NEW YORK — When Rabbi Menachem Mendel Schneerson died in 1994, there was no concern that his Chabad-Lubavitch movement might die along with him. The movement is not just a reflection of the Rebbe’s principles, but also his unparalleled spirit — that gallant hutzpa that few could replicate and fewer could top.
Twenty years after the beloved rabbi’s death, that spirit is still reaching thousands of new Jewish families and previously untouched parts of the globe.
That powerful vitality was on display on Sunday in a tremendous South Brooklyn warehouse that welcomed emissaries, or shluchim, from all over the world for the annual International Conference of Chabad-Lubavitch Emissaries: In the dimly lit terminal, the chilly haze of the borough’s Gowanus Bay neighborhood faded into a world buzzing with the lyrical energy of 4,200 rabbis and 1,000 more laypeople, all gathered in the name of Judaism.
The conference has evolved to be, as Binghamton, New York’s Chabad Rabbi Levi Slonim called it, “the world’s biggest family reunion.”
With 80 countries represented — including new recruits like Angola, Ghana, Jamaica, and Kenya — and 49 American states (South Dakota being the sole holdout) — you wouldn’t expect such an event to manage any degree of intimacy. But despite its numeric grandeur, the conference does actually bear the ambiance of a gathering of old friends. In fact, when Rabbi Yehuda Krinsky addressed the emissaries with stories about the Rebbe’s late-in-life elation, the room felt almost like a circle of chums celebrating a cherished member of the unit. It is perhaps this personal relationship with the essence of Schneerson that helps to keep his legacy so vibrantly active.
“Year after after… I felt a discernible change, a palpable elatedness, in the Rebbe’s disposition,” Krinsky said, likening the gathering of Schneerson’s schluchim to “children coming home to visit their father.”
With such immediate access to the man and his ideologies, it is no wonder that the community feels prepared to complete the charge to bring the Chabad mission all over the world.
“The Rebbe wanted every Jew in every nation to have access to Torah and mitzvahs,” Israel’s Knesset Speaker Yuli Edelstein said to the congregation. “He knew that reuniting Jews by connecting them with their heritage would bring redemption to this world.”
‘The Rebbe wanted every Jew in every nation to have access to Torah and mitzvahs’
Echoing those sentiments was Rabbi Asher Federman, emissary at the Virgin Islands’ first and only Chabad house, which set up camp in 2005 and has grown to offer a daily minyan (prayer quorum) and welcomes tens of thousands of Jews every year.
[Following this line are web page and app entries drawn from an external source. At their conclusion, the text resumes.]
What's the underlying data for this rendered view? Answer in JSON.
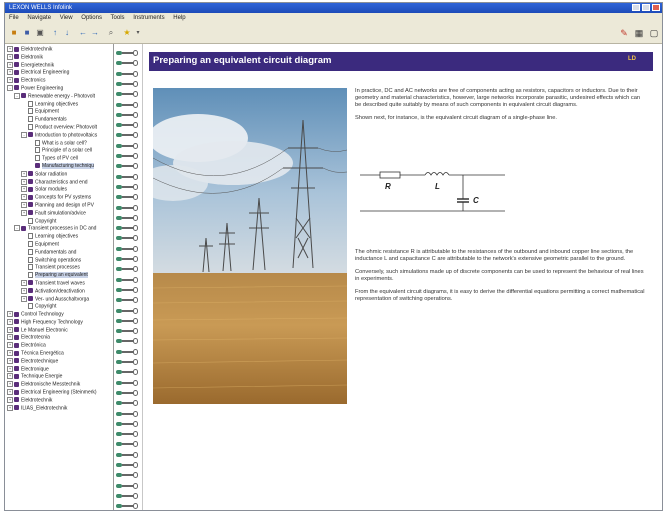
{
  "window": {
    "title": "LEXON WELLS Infolink"
  },
  "menu": [
    "File",
    "Navigate",
    "View",
    "Options",
    "Tools",
    "Instruments",
    "Help"
  ],
  "tree": [
    {
      "label": "Elektrotechnik",
      "depth": 0,
      "toggle": "+",
      "icon": "book"
    },
    {
      "label": "Elektronik",
      "depth": 0,
      "toggle": "+",
      "icon": "book"
    },
    {
      "label": "Energietechnik",
      "depth": 0,
      "toggle": "+",
      "icon": "book"
    },
    {
      "label": "Electrical Engineering",
      "depth": 0,
      "toggle": "+",
      "icon": "book"
    },
    {
      "label": "Electronics",
      "depth": 0,
      "toggle": "+",
      "icon": "book"
    },
    {
      "label": "Power Engineering",
      "depth": 0,
      "toggle": "-",
      "icon": "book"
    },
    {
      "label": "Renewable energy - Photovolt",
      "depth": 1,
      "toggle": "-",
      "icon": "book"
    },
    {
      "label": "Learning objectives",
      "depth": 2,
      "toggle": "",
      "icon": "page"
    },
    {
      "label": "Equipment",
      "depth": 2,
      "toggle": "",
      "icon": "page"
    },
    {
      "label": "Fundamentals",
      "depth": 2,
      "toggle": "",
      "icon": "page"
    },
    {
      "label": "Product overview: Photovolt",
      "depth": 2,
      "toggle": "",
      "icon": "page"
    },
    {
      "label": "Introduction to photovoltaics",
      "depth": 2,
      "toggle": "-",
      "icon": "book"
    },
    {
      "label": "What is a solar cell?",
      "depth": 3,
      "toggle": "",
      "icon": "page"
    },
    {
      "label": "Principle of a solar cell",
      "depth": 3,
      "toggle": "",
      "icon": "page"
    },
    {
      "label": "Types of PV cell",
      "depth": 3,
      "toggle": "",
      "icon": "page"
    },
    {
      "label": "Manufacturing techniqu",
      "depth": 3,
      "toggle": "",
      "icon": "book",
      "selected": true
    },
    {
      "label": "Solar radiation",
      "depth": 2,
      "toggle": "+",
      "icon": "book"
    },
    {
      "label": "Characteristics and end",
      "depth": 2,
      "toggle": "+",
      "icon": "book"
    },
    {
      "label": "Solar modules",
      "depth": 2,
      "toggle": "+",
      "icon": "book"
    },
    {
      "label": "Concepts for PV systems",
      "depth": 2,
      "toggle": "+",
      "icon": "book"
    },
    {
      "label": "Planning and design of PV",
      "depth": 2,
      "toggle": "+",
      "icon": "book"
    },
    {
      "label": "Fault simulation/advice",
      "depth": 2,
      "toggle": "+",
      "icon": "book"
    },
    {
      "label": "Copyright",
      "depth": 2,
      "toggle": "",
      "icon": "page"
    },
    {
      "label": "Transient processes in DC and",
      "depth": 1,
      "toggle": "-",
      "icon": "book"
    },
    {
      "label": "Learning objectives",
      "depth": 2,
      "toggle": "",
      "icon": "page"
    },
    {
      "label": "Equipment",
      "depth": 2,
      "toggle": "",
      "icon": "page"
    },
    {
      "label": "Fundamentals and",
      "depth": 2,
      "toggle": "",
      "icon": "page"
    },
    {
      "label": "Switching operations",
      "depth": 2,
      "toggle": "",
      "icon": "page"
    },
    {
      "label": "Transient processes",
      "depth": 2,
      "toggle": "",
      "icon": "page"
    },
    {
      "label": "Preparing an equivalent",
      "depth": 2,
      "toggle": "",
      "icon": "page",
      "selected": true
    },
    {
      "label": "Transient travel waves",
      "depth": 2,
      "toggle": "+",
      "icon": "book"
    },
    {
      "label": "Activation/deactivation",
      "depth": 2,
      "toggle": "+",
      "icon": "book"
    },
    {
      "label": "Ver- und Ausschaltvorga",
      "depth": 2,
      "toggle": "+",
      "icon": "book"
    },
    {
      "label": "Copyright",
      "depth": 2,
      "toggle": "",
      "icon": "page"
    },
    {
      "label": "Control Technology",
      "depth": 0,
      "toggle": "+",
      "icon": "book"
    },
    {
      "label": "High Frequency Technology",
      "depth": 0,
      "toggle": "+",
      "icon": "book"
    },
    {
      "label": "Le Manuel Electronic",
      "depth": 0,
      "toggle": "+",
      "icon": "book"
    },
    {
      "label": "Electrotecnia",
      "depth": 0,
      "toggle": "+",
      "icon": "book"
    },
    {
      "label": "Electrónica",
      "depth": 0,
      "toggle": "+",
      "icon": "book"
    },
    {
      "label": "Técnica Energética",
      "depth": 0,
      "toggle": "+",
      "icon": "book"
    },
    {
      "label": "Électrotechnique",
      "depth": 0,
      "toggle": "+",
      "icon": "book"
    },
    {
      "label": "Électronique",
      "depth": 0,
      "toggle": "+",
      "icon": "book"
    },
    {
      "label": "Technique Énergie",
      "depth": 0,
      "toggle": "+",
      "icon": "book"
    },
    {
      "label": "Elektronische Messtechnik",
      "depth": 0,
      "toggle": "+",
      "icon": "book"
    },
    {
      "label": "Electrical Engineering (Steinmerk)",
      "depth": 0,
      "toggle": "+",
      "icon": "book"
    },
    {
      "label": "Elektrotechnik",
      "depth": 0,
      "toggle": "+",
      "icon": "book"
    },
    {
      "label": "ILIAS_Elektrotechnik",
      "depth": 0,
      "toggle": "+",
      "icon": "book"
    }
  ],
  "page": {
    "title": "Preparing an equivalent circuit diagram",
    "logo_text": "LD Didactic",
    "paragraphs_top": [
      "In practice, DC and AC networks are free of components acting as resistors, capacitors or inductors. Due to their geometry and material characteristics, however, large networks incorporate parasitic, undesired effects which can be described quite suitably by means of such components in equivalent circuit diagrams.",
      "Shown next, for instance, is the equivalent circuit diagram of a single-phase line."
    ],
    "circuit": {
      "r_label": "R",
      "l_label": "L",
      "c_label": "C"
    },
    "paragraphs_bottom": [
      "The ohmic resistance R is attributable to the resistances of the outbound and inbound copper line sections, the inductance L and capacitance C are attributable to the network's extensive geometric parallel to the ground.",
      "Conversely, such simulations made up of discrete components can be used to represent the behaviour of real lines in experiments.",
      "From the equivalent circuit diagrams, it is easy to derive the differential equations permitting a correct mathematical representation of switching operations."
    ]
  }
}
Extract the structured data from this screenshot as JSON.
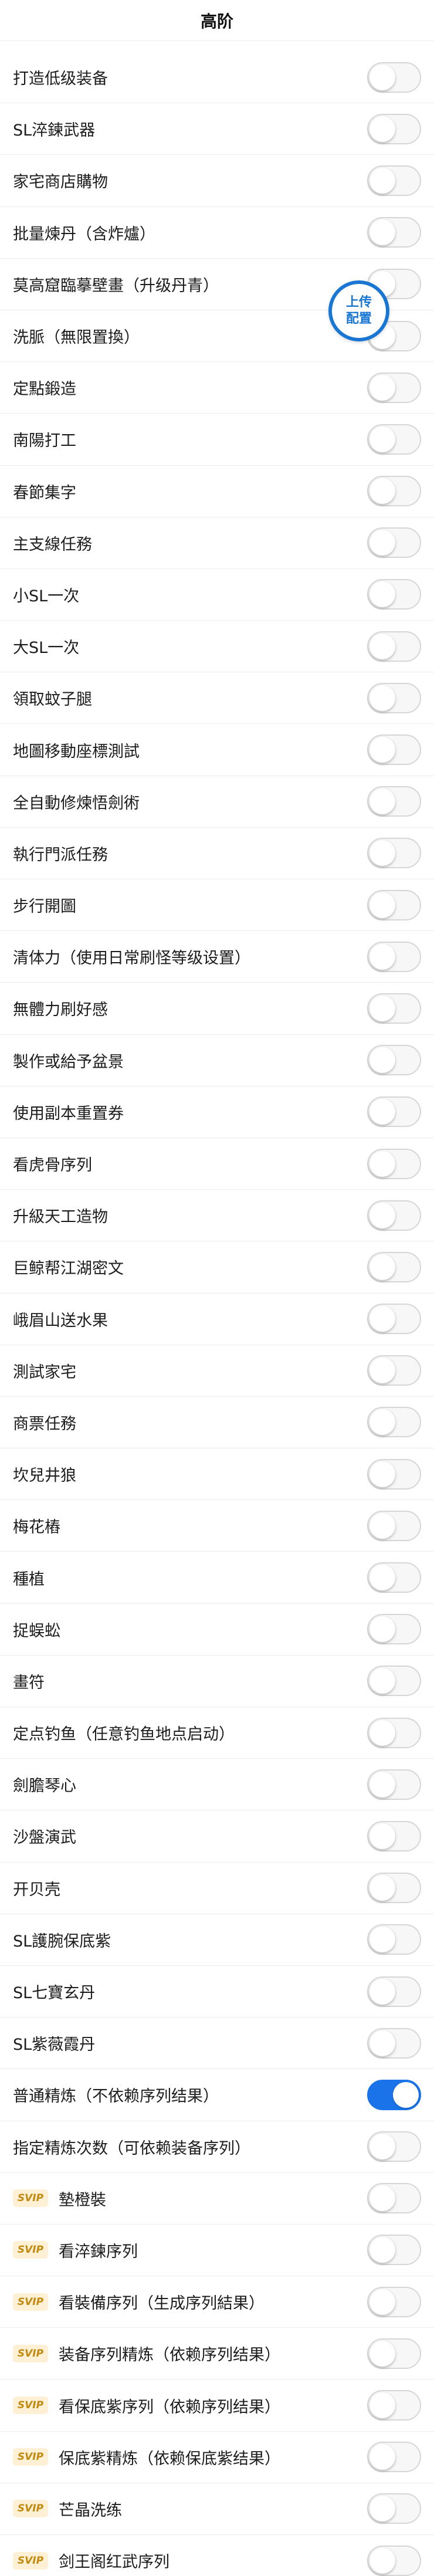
{
  "header": {
    "title": "高阶"
  },
  "float_button": {
    "line1": "上传",
    "line2": "配置"
  },
  "colors": {
    "accent": "#1a73e8",
    "svip_bg": "#fdf0d5",
    "svip_text": "#c48a0f"
  },
  "items": [
    {
      "label": "打造低级装备",
      "on": false,
      "svip": false
    },
    {
      "label": "SL淬鍊武器",
      "on": false,
      "svip": false
    },
    {
      "label": "家宅商店購物",
      "on": false,
      "svip": false
    },
    {
      "label": "批量煉丹（含炸爐）",
      "on": false,
      "svip": false
    },
    {
      "label": "莫高窟臨摹壁畫（升级丹青）",
      "on": false,
      "svip": false
    },
    {
      "label": "洗脈（無限置換）",
      "on": false,
      "svip": false
    },
    {
      "label": "定點鍛造",
      "on": false,
      "svip": false
    },
    {
      "label": "南陽打工",
      "on": false,
      "svip": false
    },
    {
      "label": "春節集字",
      "on": false,
      "svip": false
    },
    {
      "label": "主支線任務",
      "on": false,
      "svip": false
    },
    {
      "label": "小SL一次",
      "on": false,
      "svip": false
    },
    {
      "label": "大SL一次",
      "on": false,
      "svip": false
    },
    {
      "label": "領取蚊子腿",
      "on": false,
      "svip": false
    },
    {
      "label": "地圖移動座標測試",
      "on": false,
      "svip": false
    },
    {
      "label": "全自動修煉悟劍術",
      "on": false,
      "svip": false
    },
    {
      "label": "執行門派任務",
      "on": false,
      "svip": false
    },
    {
      "label": "步行開圖",
      "on": false,
      "svip": false
    },
    {
      "label": "清体力（使用日常刷怪等级设置）",
      "on": false,
      "svip": false
    },
    {
      "label": "無體力刷好感",
      "on": false,
      "svip": false
    },
    {
      "label": "製作或給予盆景",
      "on": false,
      "svip": false
    },
    {
      "label": "使用副本重置券",
      "on": false,
      "svip": false
    },
    {
      "label": "看虎骨序列",
      "on": false,
      "svip": false
    },
    {
      "label": "升級天工造物",
      "on": false,
      "svip": false
    },
    {
      "label": "巨鲸帮江湖密文",
      "on": false,
      "svip": false
    },
    {
      "label": "峨眉山送水果",
      "on": false,
      "svip": false
    },
    {
      "label": "測試家宅",
      "on": false,
      "svip": false
    },
    {
      "label": "商票任務",
      "on": false,
      "svip": false
    },
    {
      "label": "坎兒井狼",
      "on": false,
      "svip": false
    },
    {
      "label": "梅花樁",
      "on": false,
      "svip": false
    },
    {
      "label": "種植",
      "on": false,
      "svip": false
    },
    {
      "label": "捉蜈蚣",
      "on": false,
      "svip": false
    },
    {
      "label": "畫符",
      "on": false,
      "svip": false
    },
    {
      "label": "定点钓鱼（任意钓鱼地点启动）",
      "on": false,
      "svip": false
    },
    {
      "label": "劍膽琴心",
      "on": false,
      "svip": false
    },
    {
      "label": "沙盤演武",
      "on": false,
      "svip": false
    },
    {
      "label": "开贝壳",
      "on": false,
      "svip": false
    },
    {
      "label": "SL護腕保底紫",
      "on": false,
      "svip": false
    },
    {
      "label": "SL七寶玄丹",
      "on": false,
      "svip": false
    },
    {
      "label": "SL紫薇霞丹",
      "on": false,
      "svip": false
    },
    {
      "label": "普通精炼（不依赖序列结果）",
      "on": true,
      "svip": false
    },
    {
      "label": "指定精炼次数（可依赖装备序列）",
      "on": false,
      "svip": false
    },
    {
      "label": "墊橙裝",
      "on": false,
      "svip": true
    },
    {
      "label": "看淬鍊序列",
      "on": false,
      "svip": true
    },
    {
      "label": "看裝備序列（生成序列結果）",
      "on": false,
      "svip": true
    },
    {
      "label": "装备序列精炼（依赖序列结果）",
      "on": false,
      "svip": true
    },
    {
      "label": "看保底紫序列（依赖序列结果）",
      "on": false,
      "svip": true
    },
    {
      "label": "保底紫精炼（依赖保底紫结果）",
      "on": false,
      "svip": true
    },
    {
      "label": "芒晶洗练",
      "on": false,
      "svip": true
    },
    {
      "label": "剑王阁红武序列",
      "on": false,
      "svip": true
    }
  ],
  "svip_label": "SVIP"
}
According to Federman, Jews living in the Virgin Islands look to Chabad for what he calls their “real home.”
“They smell in the challah their grandmother. The chicken soup reminds them of childhood,” Federman said. He asserted that even visitors to the island who were not entrenched in Jewish custom, nor knowingly seeking it, would find comfort in his Chabad house. The rabbi has seen travelers wear tefillin for the very first time while under his roof; many go on to carry the tradition back home with them — an unexpected souvenir of their vacation to the Caribbean isle.
But Chabad isn’t banking on heart alone. Federman articulated an old advertising technique behind the location of his house — “It’s a very visible product in a very small market,” citing the diminutive size of the Virgin Islands.
Similar sentiments were expressed by the popular Rabbi Yosef C. Kantor, a shaliach from one of the seven existing houses in Thailand, who detailed a time-honored maxim of the Chabad-Lubavitch business model.
“[Chabad] should be like Gimbels. For any Jew, for anything he needs…they know what they’ll get here,” said Kantor.
‘[Chabad] should be like Gimbels. For any Jew, for anything he needs…they know what they’ll get here’
Clearly, Chabad-Lubavich employs business savvy in getting out its message. Perhaps that is part of the reason why optimism for the future of Chabad was so high in a country where Judaism has been hard-pressed to find a purchase for many decade — Germany.
“Nowhere is there a greater contrast of the dark of the past and the light of the future,” Berlin emissary Rabbi Yehuda Teichtal said. Through Chabad, Teichtal said, he’s seen hope return to that country.
Ultimately, the spirit of Chabad and the Rebbe himself boils down to a mentality that will never go out of style: the warm welcome of any and all Jewish men, women, and children.
While the Rebbe might have commanded the lion’s share of the room’s affection, love for one another was also dispersed throughout. It seemed impossible at first, for instance, to win a minute with the unbelievably popular Kantor, who received more excited salutations in the span of a few moments at the conference than the average person collects over a lifetime. But Kantor has time for everybody, too.
Sticking out like a sore thumb among the emissaries, I found myself engaged in lengthy, animated conversations, ushered into circles of ecstatic prayer, and wrangled into a colossal dance to close out the night. You haven’t truly cut the rug until you’ve done so with 4,200 rabbis.